*** Opening Supplied records ***

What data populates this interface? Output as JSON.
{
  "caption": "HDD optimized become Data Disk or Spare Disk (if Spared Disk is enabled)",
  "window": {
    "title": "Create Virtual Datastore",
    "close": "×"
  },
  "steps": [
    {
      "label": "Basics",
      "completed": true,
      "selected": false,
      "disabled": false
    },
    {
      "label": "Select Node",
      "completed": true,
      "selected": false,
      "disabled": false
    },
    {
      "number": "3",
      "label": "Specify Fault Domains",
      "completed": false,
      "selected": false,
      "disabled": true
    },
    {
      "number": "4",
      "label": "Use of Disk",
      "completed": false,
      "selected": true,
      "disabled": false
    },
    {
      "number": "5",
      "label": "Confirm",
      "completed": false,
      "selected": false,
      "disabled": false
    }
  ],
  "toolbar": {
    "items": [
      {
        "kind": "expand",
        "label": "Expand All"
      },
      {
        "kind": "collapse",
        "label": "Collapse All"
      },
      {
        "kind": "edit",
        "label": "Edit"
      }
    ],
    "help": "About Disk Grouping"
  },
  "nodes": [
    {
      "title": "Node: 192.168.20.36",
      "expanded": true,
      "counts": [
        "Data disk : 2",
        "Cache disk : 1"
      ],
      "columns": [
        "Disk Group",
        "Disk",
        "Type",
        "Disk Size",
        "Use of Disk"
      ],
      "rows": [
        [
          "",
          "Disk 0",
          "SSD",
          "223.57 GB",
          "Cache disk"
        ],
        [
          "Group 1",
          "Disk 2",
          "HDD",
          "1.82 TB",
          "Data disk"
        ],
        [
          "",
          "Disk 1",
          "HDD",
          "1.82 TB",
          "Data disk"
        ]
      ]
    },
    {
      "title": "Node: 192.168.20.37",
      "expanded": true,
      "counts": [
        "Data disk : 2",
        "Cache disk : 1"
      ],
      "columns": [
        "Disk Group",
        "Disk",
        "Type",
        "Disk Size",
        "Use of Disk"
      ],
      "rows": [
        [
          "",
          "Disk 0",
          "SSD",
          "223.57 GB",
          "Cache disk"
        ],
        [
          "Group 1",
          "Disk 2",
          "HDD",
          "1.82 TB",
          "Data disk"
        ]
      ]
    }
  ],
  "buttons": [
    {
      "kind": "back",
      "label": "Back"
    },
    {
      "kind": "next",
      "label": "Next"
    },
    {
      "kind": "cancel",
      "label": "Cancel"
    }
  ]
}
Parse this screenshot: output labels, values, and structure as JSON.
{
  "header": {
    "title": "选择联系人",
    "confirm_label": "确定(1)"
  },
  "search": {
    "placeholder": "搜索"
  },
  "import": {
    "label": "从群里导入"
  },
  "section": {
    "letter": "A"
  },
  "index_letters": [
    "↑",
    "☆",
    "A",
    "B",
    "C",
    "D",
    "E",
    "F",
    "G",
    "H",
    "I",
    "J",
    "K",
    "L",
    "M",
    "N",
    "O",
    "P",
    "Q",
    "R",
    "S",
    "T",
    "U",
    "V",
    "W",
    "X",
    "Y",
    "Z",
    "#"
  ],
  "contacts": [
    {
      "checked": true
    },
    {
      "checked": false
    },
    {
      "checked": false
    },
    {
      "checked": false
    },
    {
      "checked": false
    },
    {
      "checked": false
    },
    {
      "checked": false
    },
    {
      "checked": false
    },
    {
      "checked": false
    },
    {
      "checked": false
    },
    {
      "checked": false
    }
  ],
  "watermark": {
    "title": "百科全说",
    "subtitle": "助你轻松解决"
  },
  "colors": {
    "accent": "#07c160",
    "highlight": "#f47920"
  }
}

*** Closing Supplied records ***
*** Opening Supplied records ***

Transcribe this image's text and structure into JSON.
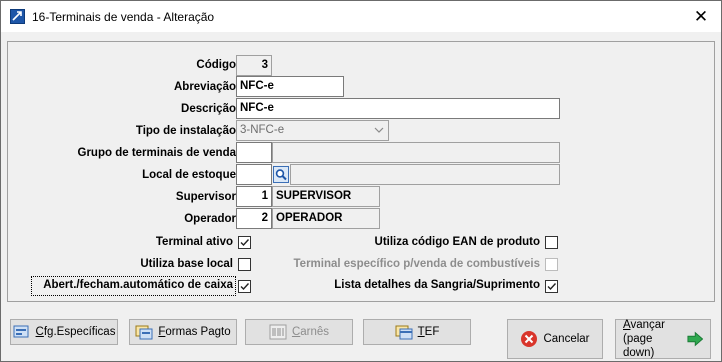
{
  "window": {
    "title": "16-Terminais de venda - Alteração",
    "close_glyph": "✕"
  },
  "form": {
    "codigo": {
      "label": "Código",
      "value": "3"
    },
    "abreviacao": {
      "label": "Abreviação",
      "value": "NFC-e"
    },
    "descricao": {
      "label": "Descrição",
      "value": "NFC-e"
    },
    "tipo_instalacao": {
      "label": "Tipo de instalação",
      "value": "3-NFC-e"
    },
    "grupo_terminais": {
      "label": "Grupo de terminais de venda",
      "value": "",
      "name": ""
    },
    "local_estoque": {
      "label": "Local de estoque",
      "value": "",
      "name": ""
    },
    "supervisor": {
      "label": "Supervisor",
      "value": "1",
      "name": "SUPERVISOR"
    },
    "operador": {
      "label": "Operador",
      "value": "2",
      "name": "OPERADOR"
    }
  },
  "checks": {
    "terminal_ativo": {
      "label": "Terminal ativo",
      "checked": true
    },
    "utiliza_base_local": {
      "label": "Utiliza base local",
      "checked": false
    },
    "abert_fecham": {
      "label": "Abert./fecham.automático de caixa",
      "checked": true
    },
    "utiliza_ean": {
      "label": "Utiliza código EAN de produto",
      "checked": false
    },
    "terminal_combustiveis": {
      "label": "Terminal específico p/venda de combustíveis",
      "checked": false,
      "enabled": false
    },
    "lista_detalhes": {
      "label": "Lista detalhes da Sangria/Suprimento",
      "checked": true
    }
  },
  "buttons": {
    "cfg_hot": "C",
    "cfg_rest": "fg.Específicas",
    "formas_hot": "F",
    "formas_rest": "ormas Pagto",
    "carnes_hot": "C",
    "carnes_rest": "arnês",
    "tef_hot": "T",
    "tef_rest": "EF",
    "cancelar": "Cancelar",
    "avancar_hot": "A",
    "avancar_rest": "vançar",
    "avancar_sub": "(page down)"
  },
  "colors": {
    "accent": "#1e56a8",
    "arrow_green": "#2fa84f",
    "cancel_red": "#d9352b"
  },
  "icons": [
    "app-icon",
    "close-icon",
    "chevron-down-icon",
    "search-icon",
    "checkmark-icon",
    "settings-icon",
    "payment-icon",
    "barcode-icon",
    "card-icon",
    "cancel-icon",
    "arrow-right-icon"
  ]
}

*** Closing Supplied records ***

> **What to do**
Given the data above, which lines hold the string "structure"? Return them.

> **Solved exercise**
Parse this screenshot: output labels, values, and structure as JSON.
Transcribe this image's text and structure into JSON.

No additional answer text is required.